Julia Schedler


July 10, 2023

Fragmenting Parallelepipeds into Signed Tilings

This work is an introductory and visual exploration of Alex McDonough and Joseph Dolittle’s paper (see below). For something which is so visually stimulating, the paper is quite rigorous (it is, after all, a math paper). This page is dedicated to accessible presentations of the content with lots of pretty pictures for those of us too lazy to engage with the rigor required to engage mathematically with our world.

It is broadly known that any parallelepiped tiles space by translating copies of itself along its edges. In earlier work relating to higher-dimensional sandpile groups, the second author discovered a novel construction which fragments the parallelpiped into a collection of smaller tiles. These tiles fill space with the same symmetry as the larger parallelepiped. Their volumes are equal to the components of the multi-row Laplace determinant expansion, so this construction only works when all these signs are non-negative (or non-positive).
In this work, we extend the construction to work for all parallelepipeds, without requiring the non-negative condition. This naturally gives tiles with negative volume, which we understand to mean canceling out tiles with positive volume. In fact, with this cancellation, we prove that every point in space is contained in exactly one more tile with positive volume than tile with negative volume. This is a natural definition for a signed tiling.
Our main technique is to show that the net number of signed tiles doesn’t change as a point moves through space. This is a relatively indirect proof method, and the underlying structure of these tilings remains mysterious.

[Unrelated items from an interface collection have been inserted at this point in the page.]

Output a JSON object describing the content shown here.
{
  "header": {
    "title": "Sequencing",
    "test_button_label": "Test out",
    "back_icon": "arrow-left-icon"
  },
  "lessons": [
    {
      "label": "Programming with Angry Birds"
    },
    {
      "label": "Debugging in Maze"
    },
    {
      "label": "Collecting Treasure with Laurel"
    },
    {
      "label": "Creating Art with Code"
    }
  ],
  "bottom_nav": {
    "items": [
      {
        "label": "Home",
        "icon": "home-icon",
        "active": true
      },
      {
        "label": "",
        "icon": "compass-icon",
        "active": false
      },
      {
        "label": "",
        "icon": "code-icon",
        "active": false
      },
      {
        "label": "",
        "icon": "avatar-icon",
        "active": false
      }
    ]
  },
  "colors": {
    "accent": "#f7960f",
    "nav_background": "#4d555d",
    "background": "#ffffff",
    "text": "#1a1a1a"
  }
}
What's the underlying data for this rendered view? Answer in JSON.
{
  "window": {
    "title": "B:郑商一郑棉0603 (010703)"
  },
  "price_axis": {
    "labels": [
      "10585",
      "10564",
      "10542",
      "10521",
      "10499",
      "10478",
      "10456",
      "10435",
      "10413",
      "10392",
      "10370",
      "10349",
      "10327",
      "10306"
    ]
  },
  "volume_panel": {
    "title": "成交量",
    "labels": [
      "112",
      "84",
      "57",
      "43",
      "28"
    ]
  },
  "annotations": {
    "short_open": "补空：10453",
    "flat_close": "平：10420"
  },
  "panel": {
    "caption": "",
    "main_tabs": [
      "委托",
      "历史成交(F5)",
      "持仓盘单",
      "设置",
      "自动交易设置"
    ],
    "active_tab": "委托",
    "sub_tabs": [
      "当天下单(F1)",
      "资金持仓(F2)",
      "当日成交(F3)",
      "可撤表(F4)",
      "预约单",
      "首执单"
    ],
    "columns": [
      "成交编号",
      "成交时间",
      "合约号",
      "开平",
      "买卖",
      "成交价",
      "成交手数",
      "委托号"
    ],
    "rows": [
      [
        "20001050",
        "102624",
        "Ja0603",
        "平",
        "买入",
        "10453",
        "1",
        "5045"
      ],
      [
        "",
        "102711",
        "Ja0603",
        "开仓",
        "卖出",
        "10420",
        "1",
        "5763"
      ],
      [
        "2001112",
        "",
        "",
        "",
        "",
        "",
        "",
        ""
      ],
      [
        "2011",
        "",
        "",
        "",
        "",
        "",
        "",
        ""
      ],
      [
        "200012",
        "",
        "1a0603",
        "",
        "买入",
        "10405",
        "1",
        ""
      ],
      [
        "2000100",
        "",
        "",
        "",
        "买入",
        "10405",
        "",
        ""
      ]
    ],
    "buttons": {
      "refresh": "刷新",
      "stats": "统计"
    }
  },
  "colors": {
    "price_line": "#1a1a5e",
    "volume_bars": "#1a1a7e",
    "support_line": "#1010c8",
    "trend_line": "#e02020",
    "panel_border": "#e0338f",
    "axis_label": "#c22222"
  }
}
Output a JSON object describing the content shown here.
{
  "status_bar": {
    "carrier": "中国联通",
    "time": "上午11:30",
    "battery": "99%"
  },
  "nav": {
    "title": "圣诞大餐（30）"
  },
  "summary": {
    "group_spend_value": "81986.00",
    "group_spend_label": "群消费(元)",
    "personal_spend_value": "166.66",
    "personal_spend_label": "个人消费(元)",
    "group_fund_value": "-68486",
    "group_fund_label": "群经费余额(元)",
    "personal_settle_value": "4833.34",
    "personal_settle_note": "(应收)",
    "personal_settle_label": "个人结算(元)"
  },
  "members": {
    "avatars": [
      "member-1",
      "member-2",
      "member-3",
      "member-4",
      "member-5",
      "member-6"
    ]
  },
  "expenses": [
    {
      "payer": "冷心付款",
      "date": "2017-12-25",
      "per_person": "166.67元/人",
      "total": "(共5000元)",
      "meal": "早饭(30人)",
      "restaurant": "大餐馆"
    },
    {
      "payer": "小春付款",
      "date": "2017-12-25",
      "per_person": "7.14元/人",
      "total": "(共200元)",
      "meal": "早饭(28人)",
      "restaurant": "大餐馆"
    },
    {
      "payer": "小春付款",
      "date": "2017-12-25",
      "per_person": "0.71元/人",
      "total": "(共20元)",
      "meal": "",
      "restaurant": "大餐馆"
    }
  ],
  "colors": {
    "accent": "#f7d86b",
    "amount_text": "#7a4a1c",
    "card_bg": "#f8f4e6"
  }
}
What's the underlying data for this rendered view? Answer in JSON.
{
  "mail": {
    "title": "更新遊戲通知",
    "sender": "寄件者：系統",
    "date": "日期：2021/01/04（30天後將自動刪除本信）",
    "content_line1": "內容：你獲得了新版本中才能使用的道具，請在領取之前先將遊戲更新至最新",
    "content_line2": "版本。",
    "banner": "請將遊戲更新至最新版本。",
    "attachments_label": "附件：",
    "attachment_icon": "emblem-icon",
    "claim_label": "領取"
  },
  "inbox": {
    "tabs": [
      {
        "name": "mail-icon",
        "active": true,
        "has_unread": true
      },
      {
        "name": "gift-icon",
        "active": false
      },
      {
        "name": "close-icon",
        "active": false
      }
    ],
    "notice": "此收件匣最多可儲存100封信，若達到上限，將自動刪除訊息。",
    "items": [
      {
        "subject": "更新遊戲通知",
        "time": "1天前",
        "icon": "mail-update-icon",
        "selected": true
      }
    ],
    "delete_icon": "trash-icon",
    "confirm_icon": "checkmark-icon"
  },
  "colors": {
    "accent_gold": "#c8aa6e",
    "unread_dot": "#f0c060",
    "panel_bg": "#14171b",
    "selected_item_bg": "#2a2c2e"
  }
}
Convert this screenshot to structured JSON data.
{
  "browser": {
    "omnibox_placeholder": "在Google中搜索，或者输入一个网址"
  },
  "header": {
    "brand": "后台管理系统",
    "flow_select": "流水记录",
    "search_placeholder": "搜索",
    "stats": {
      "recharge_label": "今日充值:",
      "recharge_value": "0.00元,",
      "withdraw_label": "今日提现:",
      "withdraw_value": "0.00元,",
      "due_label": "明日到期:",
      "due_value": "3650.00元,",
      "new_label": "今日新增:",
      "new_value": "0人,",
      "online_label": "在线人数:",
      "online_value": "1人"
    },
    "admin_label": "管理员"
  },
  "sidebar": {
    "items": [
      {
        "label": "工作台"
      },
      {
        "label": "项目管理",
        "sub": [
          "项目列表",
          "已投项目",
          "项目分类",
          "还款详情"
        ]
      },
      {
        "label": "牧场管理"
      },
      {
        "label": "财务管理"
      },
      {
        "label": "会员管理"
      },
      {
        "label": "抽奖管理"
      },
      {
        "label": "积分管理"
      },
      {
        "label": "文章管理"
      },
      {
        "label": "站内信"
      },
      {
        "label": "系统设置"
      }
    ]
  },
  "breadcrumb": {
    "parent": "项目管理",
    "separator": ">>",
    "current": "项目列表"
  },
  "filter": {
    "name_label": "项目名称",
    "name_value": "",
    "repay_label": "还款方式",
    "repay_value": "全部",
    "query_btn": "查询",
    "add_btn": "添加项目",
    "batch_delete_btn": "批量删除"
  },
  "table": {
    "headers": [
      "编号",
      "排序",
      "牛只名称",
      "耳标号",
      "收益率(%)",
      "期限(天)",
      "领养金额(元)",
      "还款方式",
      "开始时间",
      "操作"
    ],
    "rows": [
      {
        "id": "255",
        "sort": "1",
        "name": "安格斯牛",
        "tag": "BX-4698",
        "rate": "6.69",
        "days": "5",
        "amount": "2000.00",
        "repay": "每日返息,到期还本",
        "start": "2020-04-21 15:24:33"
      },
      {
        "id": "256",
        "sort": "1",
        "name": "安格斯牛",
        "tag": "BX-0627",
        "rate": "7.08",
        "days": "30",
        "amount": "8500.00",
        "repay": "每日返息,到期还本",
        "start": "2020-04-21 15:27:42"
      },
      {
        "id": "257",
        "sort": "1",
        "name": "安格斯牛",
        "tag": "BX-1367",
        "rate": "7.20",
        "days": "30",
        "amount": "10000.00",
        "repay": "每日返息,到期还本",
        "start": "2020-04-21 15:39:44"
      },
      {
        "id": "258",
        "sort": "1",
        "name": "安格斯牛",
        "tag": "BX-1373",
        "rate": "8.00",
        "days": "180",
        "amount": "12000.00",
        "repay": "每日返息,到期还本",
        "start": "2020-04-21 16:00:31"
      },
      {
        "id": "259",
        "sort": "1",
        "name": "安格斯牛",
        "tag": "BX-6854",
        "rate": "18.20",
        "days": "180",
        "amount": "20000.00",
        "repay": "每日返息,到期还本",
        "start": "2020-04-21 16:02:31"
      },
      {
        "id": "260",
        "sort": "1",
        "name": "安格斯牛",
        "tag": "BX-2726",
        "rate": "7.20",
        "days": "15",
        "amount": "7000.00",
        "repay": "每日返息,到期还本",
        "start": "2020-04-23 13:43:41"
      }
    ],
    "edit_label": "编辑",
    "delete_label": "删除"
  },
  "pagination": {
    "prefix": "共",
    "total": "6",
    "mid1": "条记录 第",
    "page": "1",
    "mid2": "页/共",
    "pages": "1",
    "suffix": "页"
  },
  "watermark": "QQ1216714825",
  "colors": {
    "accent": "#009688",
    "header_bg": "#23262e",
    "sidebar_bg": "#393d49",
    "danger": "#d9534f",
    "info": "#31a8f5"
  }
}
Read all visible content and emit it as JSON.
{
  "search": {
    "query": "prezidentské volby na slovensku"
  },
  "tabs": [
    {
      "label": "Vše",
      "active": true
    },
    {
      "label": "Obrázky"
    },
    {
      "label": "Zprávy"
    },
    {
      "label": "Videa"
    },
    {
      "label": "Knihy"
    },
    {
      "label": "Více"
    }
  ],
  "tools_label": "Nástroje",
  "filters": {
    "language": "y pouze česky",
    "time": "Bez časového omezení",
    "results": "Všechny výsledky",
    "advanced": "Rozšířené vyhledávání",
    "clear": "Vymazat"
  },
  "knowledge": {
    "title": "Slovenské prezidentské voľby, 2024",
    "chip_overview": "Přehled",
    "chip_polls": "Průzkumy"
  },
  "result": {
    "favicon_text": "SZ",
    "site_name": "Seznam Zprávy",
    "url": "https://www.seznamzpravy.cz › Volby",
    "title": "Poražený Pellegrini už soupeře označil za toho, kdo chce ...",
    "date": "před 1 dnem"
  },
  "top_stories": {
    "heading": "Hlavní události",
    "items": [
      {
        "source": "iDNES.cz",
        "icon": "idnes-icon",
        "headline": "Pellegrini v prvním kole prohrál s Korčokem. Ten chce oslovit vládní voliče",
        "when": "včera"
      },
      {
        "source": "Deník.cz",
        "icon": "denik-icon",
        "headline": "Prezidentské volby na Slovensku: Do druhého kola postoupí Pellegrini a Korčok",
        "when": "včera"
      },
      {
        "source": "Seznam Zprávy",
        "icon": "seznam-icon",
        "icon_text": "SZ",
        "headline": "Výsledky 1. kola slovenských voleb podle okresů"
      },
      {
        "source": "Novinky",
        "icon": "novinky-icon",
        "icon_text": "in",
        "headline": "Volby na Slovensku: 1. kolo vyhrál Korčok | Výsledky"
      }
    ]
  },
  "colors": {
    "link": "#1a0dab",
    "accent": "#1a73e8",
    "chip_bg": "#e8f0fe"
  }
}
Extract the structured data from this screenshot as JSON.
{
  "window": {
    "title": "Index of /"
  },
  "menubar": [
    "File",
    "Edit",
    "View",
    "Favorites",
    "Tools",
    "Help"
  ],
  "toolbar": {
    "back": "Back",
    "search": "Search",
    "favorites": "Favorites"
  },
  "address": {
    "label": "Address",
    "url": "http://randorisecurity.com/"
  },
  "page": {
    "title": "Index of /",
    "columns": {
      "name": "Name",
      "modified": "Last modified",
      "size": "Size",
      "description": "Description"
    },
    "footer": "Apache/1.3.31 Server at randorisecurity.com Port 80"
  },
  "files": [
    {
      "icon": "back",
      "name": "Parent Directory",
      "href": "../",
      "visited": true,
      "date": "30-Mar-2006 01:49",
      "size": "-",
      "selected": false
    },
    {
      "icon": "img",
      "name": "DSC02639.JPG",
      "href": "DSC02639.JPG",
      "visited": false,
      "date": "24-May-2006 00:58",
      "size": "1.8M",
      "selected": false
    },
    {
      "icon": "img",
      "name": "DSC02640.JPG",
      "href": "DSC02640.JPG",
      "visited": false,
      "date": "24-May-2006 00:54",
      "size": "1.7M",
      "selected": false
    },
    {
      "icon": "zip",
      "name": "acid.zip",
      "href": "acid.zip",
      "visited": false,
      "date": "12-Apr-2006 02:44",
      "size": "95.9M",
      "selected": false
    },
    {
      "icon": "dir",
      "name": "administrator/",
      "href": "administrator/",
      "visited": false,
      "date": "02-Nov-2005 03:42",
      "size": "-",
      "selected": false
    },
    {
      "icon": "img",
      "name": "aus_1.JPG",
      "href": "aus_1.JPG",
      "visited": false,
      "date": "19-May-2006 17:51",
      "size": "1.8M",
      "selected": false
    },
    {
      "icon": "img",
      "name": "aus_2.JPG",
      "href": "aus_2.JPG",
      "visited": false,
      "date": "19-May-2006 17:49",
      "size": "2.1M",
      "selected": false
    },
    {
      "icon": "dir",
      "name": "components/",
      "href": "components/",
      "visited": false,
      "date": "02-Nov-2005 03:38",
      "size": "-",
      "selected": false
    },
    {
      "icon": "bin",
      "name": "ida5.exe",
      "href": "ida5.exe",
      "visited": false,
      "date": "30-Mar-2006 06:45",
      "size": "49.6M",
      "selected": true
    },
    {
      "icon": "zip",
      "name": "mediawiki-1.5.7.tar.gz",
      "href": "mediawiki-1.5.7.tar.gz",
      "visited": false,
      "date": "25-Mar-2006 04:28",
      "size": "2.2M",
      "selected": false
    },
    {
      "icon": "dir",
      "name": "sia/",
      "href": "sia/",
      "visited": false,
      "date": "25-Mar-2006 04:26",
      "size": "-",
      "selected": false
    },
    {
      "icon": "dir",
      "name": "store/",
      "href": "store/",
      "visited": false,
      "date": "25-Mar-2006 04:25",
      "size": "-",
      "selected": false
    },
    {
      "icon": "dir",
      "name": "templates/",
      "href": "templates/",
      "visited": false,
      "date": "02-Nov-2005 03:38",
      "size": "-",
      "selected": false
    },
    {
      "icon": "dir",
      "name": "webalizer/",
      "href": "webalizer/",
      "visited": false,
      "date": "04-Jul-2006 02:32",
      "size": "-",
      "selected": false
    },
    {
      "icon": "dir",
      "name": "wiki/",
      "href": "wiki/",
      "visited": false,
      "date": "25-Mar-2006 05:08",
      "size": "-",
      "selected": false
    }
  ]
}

Link to ArXiv

We hope to develop an app that will allow you to specify a matrix or parallelepiped and then effortlessly enjoy some visualizations of the tiling. For now, we work with static examples to develop code prototypes.